The start of this school year has felt a little off — whether it is COVID or the city or just life — it has not been as peaceful or calm as I would like. So with the advice and encouragement from two separate friends, I started writing in a gratitude journal. And this simple act of acknowledging five points every. single. night has made a tremendous difference. It is just a subtle shift of my energy that instead of focusing on the negative or what I have not done, I see all that I have and what I am thankful for. One tip was to make the fifth point about myself — which obviously is harder to write down — but it really has helped. In the two plus weeks that I have made this a part of my nightly routine, I clearly see the benefits of this practice. I actually look forward to writing the words down and having a journal full of positivity and gratitude. I highly recommend this daily homework and see such beauty and strength that has emerged from my own recognition of what I have.
My calendar on the left, and my gratitude journal on the right. I use just a dotted moleskine (I dont like lines).
For personal family reasons, I have had a difficult past week with lots of tears shed and feelings of despair and sadness. Many friends went above and beyond and have been an incredible support. Thank you for listening, thank you for the wine, thank you for the lunch, thank you for check ins and calls, and thank you for being my shoulder to lean on. It means the world to me, so thank you.
It is also during these times that I miss my parents the most. Growing up, whenever I got upset (either by throwing a temper tantrum or having my feelings hurt), my father would type up letters with some big moral and place them on my pillowcase.

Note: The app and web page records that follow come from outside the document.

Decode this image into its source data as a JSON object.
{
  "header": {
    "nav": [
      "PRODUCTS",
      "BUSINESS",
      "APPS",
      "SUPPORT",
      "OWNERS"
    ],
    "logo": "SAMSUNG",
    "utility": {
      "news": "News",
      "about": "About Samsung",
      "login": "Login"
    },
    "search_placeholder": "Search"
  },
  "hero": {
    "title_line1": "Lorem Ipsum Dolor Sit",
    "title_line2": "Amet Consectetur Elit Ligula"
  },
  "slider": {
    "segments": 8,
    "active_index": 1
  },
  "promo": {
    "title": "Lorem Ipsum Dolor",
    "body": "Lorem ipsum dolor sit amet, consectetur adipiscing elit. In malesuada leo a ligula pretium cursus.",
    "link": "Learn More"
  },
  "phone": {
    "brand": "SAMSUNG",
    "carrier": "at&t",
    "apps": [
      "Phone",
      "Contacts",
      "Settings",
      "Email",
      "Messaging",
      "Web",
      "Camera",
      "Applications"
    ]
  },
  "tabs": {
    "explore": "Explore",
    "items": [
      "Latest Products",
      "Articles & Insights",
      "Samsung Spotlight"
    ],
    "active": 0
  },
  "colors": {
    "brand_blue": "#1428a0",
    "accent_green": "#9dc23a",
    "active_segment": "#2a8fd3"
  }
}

My father (the smartest man in the world) is also incredibly sensitive, wise, articulate, and thoughtful. It was during those hard times that I looked forward to his letters the most. Especially right now, I so wish I had these letters and could relate them to my feelings.

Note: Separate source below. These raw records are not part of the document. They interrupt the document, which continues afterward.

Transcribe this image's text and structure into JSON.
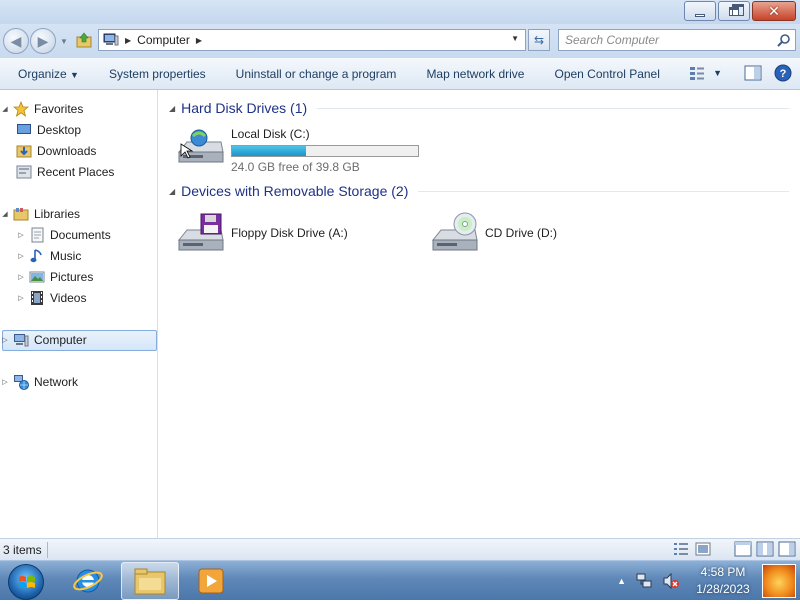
{
  "window": {
    "minimize_icon": "minimize-icon",
    "maximize_icon": "restore-icon",
    "close_icon": "close-icon"
  },
  "address": {
    "crumb": "Computer",
    "search_placeholder": "Search Computer"
  },
  "toolbar": {
    "organize": "Organize",
    "system_properties": "System properties",
    "uninstall": "Uninstall or change a program",
    "map_drive": "Map network drive",
    "control_panel": "Open Control Panel"
  },
  "navpane": {
    "favorites": "Favorites",
    "desktop": "Desktop",
    "downloads": "Downloads",
    "recent_places": "Recent Places",
    "libraries": "Libraries",
    "documents": "Documents",
    "music": "Music",
    "pictures": "Pictures",
    "videos": "Videos",
    "computer": "Computer",
    "network": "Network"
  },
  "content": {
    "hdd_group": "Hard Disk Drives (1)",
    "local_disk": {
      "name": "Local Disk (C:)",
      "free_text": "24.0 GB free of 39.8 GB",
      "used_fraction": 0.397
    },
    "removable_group": "Devices with Removable Storage (2)",
    "floppy": "Floppy Disk Drive (A:)",
    "cd": "CD Drive (D:)"
  },
  "status": {
    "count": "3 items"
  },
  "taskbar": {
    "time": "4:58 PM",
    "date": "1/28/2023"
  },
  "colors": {
    "group_title": "#1e3287",
    "disk_bar": "#1b95c8",
    "toolbar_text": "#1e3e64"
  }
}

So when I came across this book “Letters to My Baby” it tugged at my heart strings and I had to buy it. Not that they are similar to my father’s typed up letters, but they are a great keepsake and something a child can have forever. Write now, read later, treasure forever. They are little paper time capsules that contain 12 letters where a parent can write to their child. Each letter has a different prompt for the parent to write about, and then you date, seal and keep the letters for your child. I love this idea.
Vintage Air Mail look in a great little booklet.